A lot of people are under the impression that it is legal to use a disposable grill in the wild at summer (when regular campfire are forbidden), but this is not true. Disposable grills are also prohibited during the campfire ban period.
Many municipalities will also have designated campfire spots. These allow for year-round campfires, and are set up in safe places that will make it extremely unlikely that a forest fire will start from it. However, even these can be illegal to use if there’s a forest fire warning going on. But as long as there is no forest fire warning, feel free to use these at any time.
You can freely grill or make controlled campfires on your own property
Despite the general campfire ban, you are usually allowed to grill or even start a small campfire in your own back yard. This is because you will be more capable of controlling the fire in these situations, and can bring a garden hose close to the campfire to easily stop a fire from spreading.
Hanging fire pits like on the photo below are very popular in Norway, and we call these bålpanne. These are used to grill food on it, or just to chill out in front of when it gets cold at night.
If there’s a heat wave or general forest fire warning in your area, the municipality might choose to temporarily ban all fires even on private property. This usually happens every few years in southern Norway, and even prohibits the use of gas grills, hanging fire pits or any open fire.
Exceptions to the campfire ban
The general campfire ban has a few exceptions, and the big one is that you are allowed to make a campfire even during summer if it’s obvious that it cannot lead to a forest fire.
The problem with this is that people need to make their own judgement, and from my experience, people often underestimate how easy it is for a campfire to start a forest fire. Sparks from the fire can travel far if there’s even a little bit of wind, and you need to be absolutely safe that it’s impossible for sparks or the campfire itself to start a fire.
Some times and areas where you can start a campfire even during the general camping ban is:
- It’s bare mountain / rock with no vegetation around to catch fire.
- It’s snow cover on the ground.
- It’s on sand, with no vegetation to catch fire close by.
- There has been a huge amount of precipitation lately. The fire department regularly reminds people that this requires a lot more rainfall over a longer period of time than most people think!
Nicklas is the owner and editor of The Norway Guide, and is responsible for most of the content on the website.
He lives in Skien, Norway with his wife and two children. Nicklas is specialized in Norwegian ecology (including Norway’s geology, wildlife and flora) from his degree in Ecology And Nature Management at University of South-Eastern Norway, but has a particular interest in tourism and content creation.

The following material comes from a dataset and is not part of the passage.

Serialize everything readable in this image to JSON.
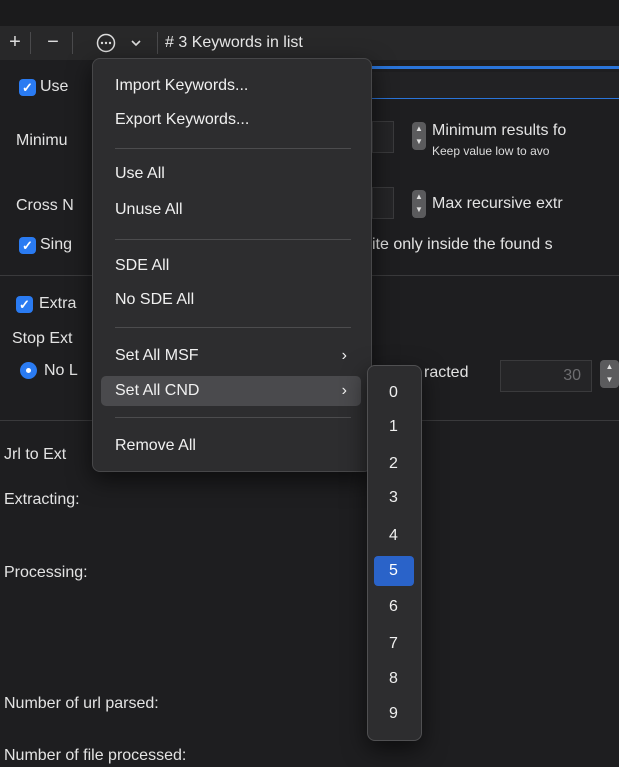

His biggest hobbies are fishkeeping, going on hikes with his dog, and rooting for the local football team.